The European Commission will propose a ‘carbon certification’ by the end of the year as a first step towards remunerating farmers and foresters who contribute to carbon farming. This certification project raises debates and concerns. For Adeline FAVREL of I4CE, the EU can respond and develop an ambitious certification by relying on the experience of the Member States in this field.
We need carbon certification to incentivise farmers and foresters to act
The European objective of carbon neutrality aims to balance greenhouse gas emissions and absorptions, by drastically reducing emissions on the one hand and increasing carbon sinks on the other. Thus, it gives a decisive role to agriculture and forestry, which can capture carbon from the atmosphere and store it in the soil and biomass. But how can we encourage farmers and foresters to adopt practices that store more carbon, such as agroforestry? This can be achieved by paying them for the carbon removals, which is what the European Commission is planning.
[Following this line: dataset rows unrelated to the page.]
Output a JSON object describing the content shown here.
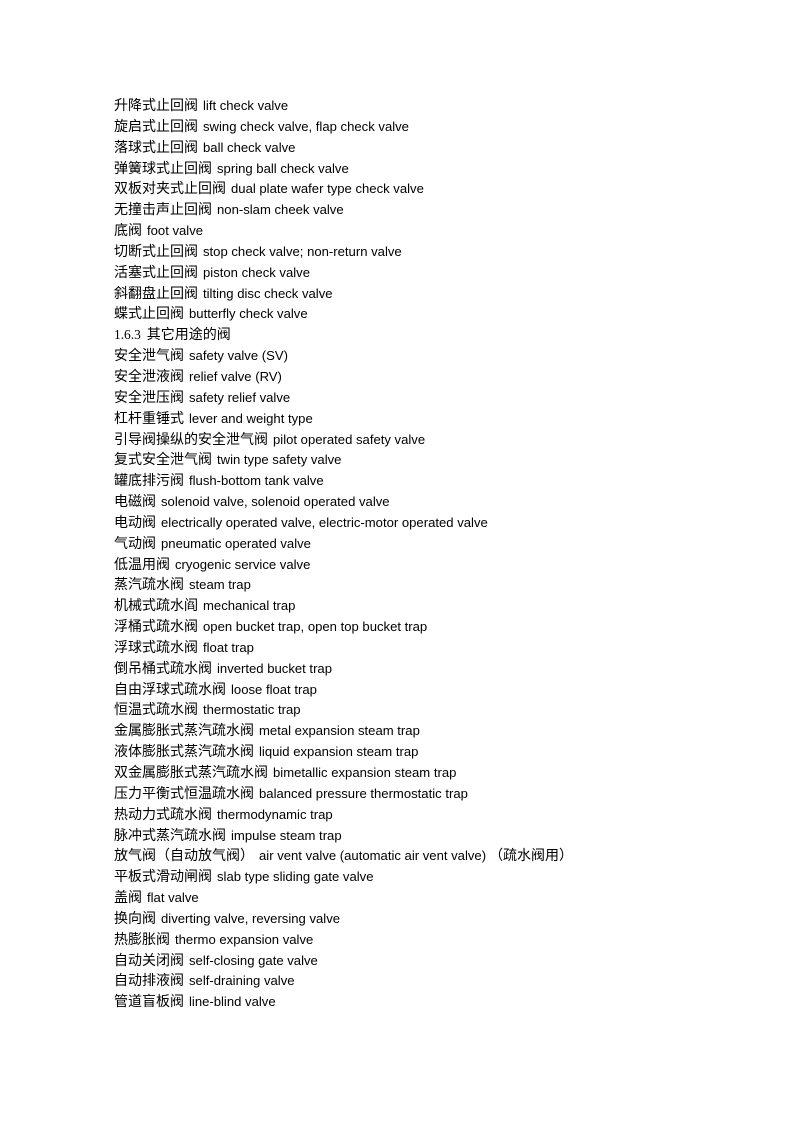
{
  "document": {
    "language": "zh-CN",
    "background_color": "#ffffff",
    "text_color": "#000000"
  },
  "section_heading": {
    "number": "1.6.3",
    "title": "其它用途的阀"
  },
  "entries": [
    {
      "term": "升降式止回阀",
      "gloss": "lift check valve"
    },
    {
      "term": "旋启式止回阀",
      "gloss": "swing check valve, flap check valve"
    },
    {
      "term": "落球式止回阀",
      "gloss": "ball check valve"
    },
    {
      "term": "弹簧球式止回阀",
      "gloss": "spring ball check valve"
    },
    {
      "term": "双板对夹式止回阀",
      "gloss": "dual plate wafer type check valve"
    },
    {
      "term": "无撞击声止回阀",
      "gloss": "non-slam cheek valve"
    },
    {
      "term": "底阀",
      "gloss": "foot valve"
    },
    {
      "term": "切断式止回阀",
      "gloss": "stop check valve; non-return valve"
    },
    {
      "term": "活塞式止回阀",
      "gloss": "piston check valve"
    },
    {
      "term": "斜翻盘止回阀",
      "gloss": "tilting disc check valve"
    },
    {
      "term": "蝶式止回阀",
      "gloss": "butterfly check valve"
    },
    {
      "heading": true,
      "number": "1.6.3",
      "title": "其它用途的阀"
    },
    {
      "term": "安全泄气阀",
      "gloss": "safety valve (SV)"
    },
    {
      "term": "安全泄液阀",
      "gloss": "relief valve (RV)"
    },
    {
      "term": "安全泄压阀",
      "gloss": "safety relief valve"
    },
    {
      "term": "杠杆重锤式",
      "gloss": "lever and weight type"
    },
    {
      "term": "引导阀操纵的安全泄气阀",
      "gloss": "pilot operated safety valve"
    },
    {
      "term": "复式安全泄气阀",
      "gloss": "twin type safety valve"
    },
    {
      "term": "罐底排污阀",
      "gloss": "flush-bottom  tank valve"
    },
    {
      "term": "电磁阀",
      "gloss": "solenoid  valve, solenoid  operated valve"
    },
    {
      "term": "电动阀",
      "gloss": "electrically operated valve, electric-motor operated valve"
    },
    {
      "term": "气动阀",
      "gloss": "pneumatic operated valve"
    },
    {
      "term": "低温用阀",
      "gloss": "cryogenic service valve"
    },
    {
      "term": "蒸汽疏水阀",
      "gloss": "steam trap"
    },
    {
      "term": "机械式疏水阎",
      "gloss": "mechanical trap"
    },
    {
      "term": "浮桶式疏水阀",
      "gloss": "open bucket trap, open top bucket trap"
    },
    {
      "term": "浮球式疏水阀",
      "gloss": "float trap"
    },
    {
      "term": "倒吊桶式疏水阀",
      "gloss": "inverted bucket trap"
    },
    {
      "term": "自由浮球式疏水阀",
      "gloss": "loose float trap"
    },
    {
      "term": "恒温式疏水阀",
      "gloss": "thermostatic trap"
    },
    {
      "term": "金属膨胀式蒸汽疏水阀",
      "gloss": "metal expansion steam trap"
    },
    {
      "term": "液体膨胀式蒸汽疏水阀",
      "gloss": "liquid expansion steam trap"
    },
    {
      "term": "双金属膨胀式蒸汽疏水阀",
      "gloss": "bimetallic expansion steam trap"
    },
    {
      "term": "压力平衡式恒温疏水阀",
      "gloss": "balanced pressure thermostatic trap"
    },
    {
      "term": "热动力式疏水阀",
      "gloss": "thermodynamic trap"
    },
    {
      "term": "脉冲式蒸汽疏水阀",
      "gloss": "impulse steam trap"
    },
    {
      "term": "放气阀（自动放气阀）",
      "gloss": "air vent valve (automatic air vent valve)",
      "note": "（疏水阀用）"
    },
    {
      "term": "平板式滑动闸阀",
      "gloss": "slab type sliding gate valve"
    },
    {
      "term": "盖阀",
      "gloss": "flat valve"
    },
    {
      "term": "换向阀",
      "gloss": "diverting valve, reversing valve"
    },
    {
      "term": "热膨胀阀",
      "gloss": "thermo expansion valve"
    },
    {
      "term": "自动关闭阀",
      "gloss": "self-closing gate valve"
    },
    {
      "term": "自动排液阀",
      "gloss": "self-draining valve"
    },
    {
      "term": "管道盲板阀",
      "gloss": "line-blind  valve"
    }
  ]
}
Obviously, it will be necessary to clarify quickly who will pay and who will remunerate these stakeholders. Although the Commission currently seems to favour making the private sector pay via voluntary carbon offsetting, this will not be enough and other sources of funding will inevitably have to be explored: the European carbon market, a possible future Emissions Trading System (EU ETS) for the agri-food industry, and of course public funding, but first and foremost, the Common Agricultural Policy (CAP). At the moment, it is important to agree on a European carbon certification system in order to guarantee the impact the projects that will be financed will have on the climate, and on the environment as a whole. The aim is to direct funds, whether private or public, more effectively towards the climate friendly practices.
The Commission is currently working on this carbon certification project and will propose a regulation by the end of the year. The public consultation phase and the discussions organised in the various European bodies since the beginning of the year have raised many points of debate and even legitimate concerns. We can overcome them. We can find pragmatic solutions to these problems in order to build an ambitious carbon certification. This can be done by taking inspiration from the successes and failures of certifications developed over many years at international level or in some Member States, starting with the French Label Bas-Carbone that I4CE helped to build.
Should European certification be limited to carbon removals?
The first debate agitating European stakeholders is the scope of certification. Should we certify only carbon removals, or should we also take emissions reductions into account?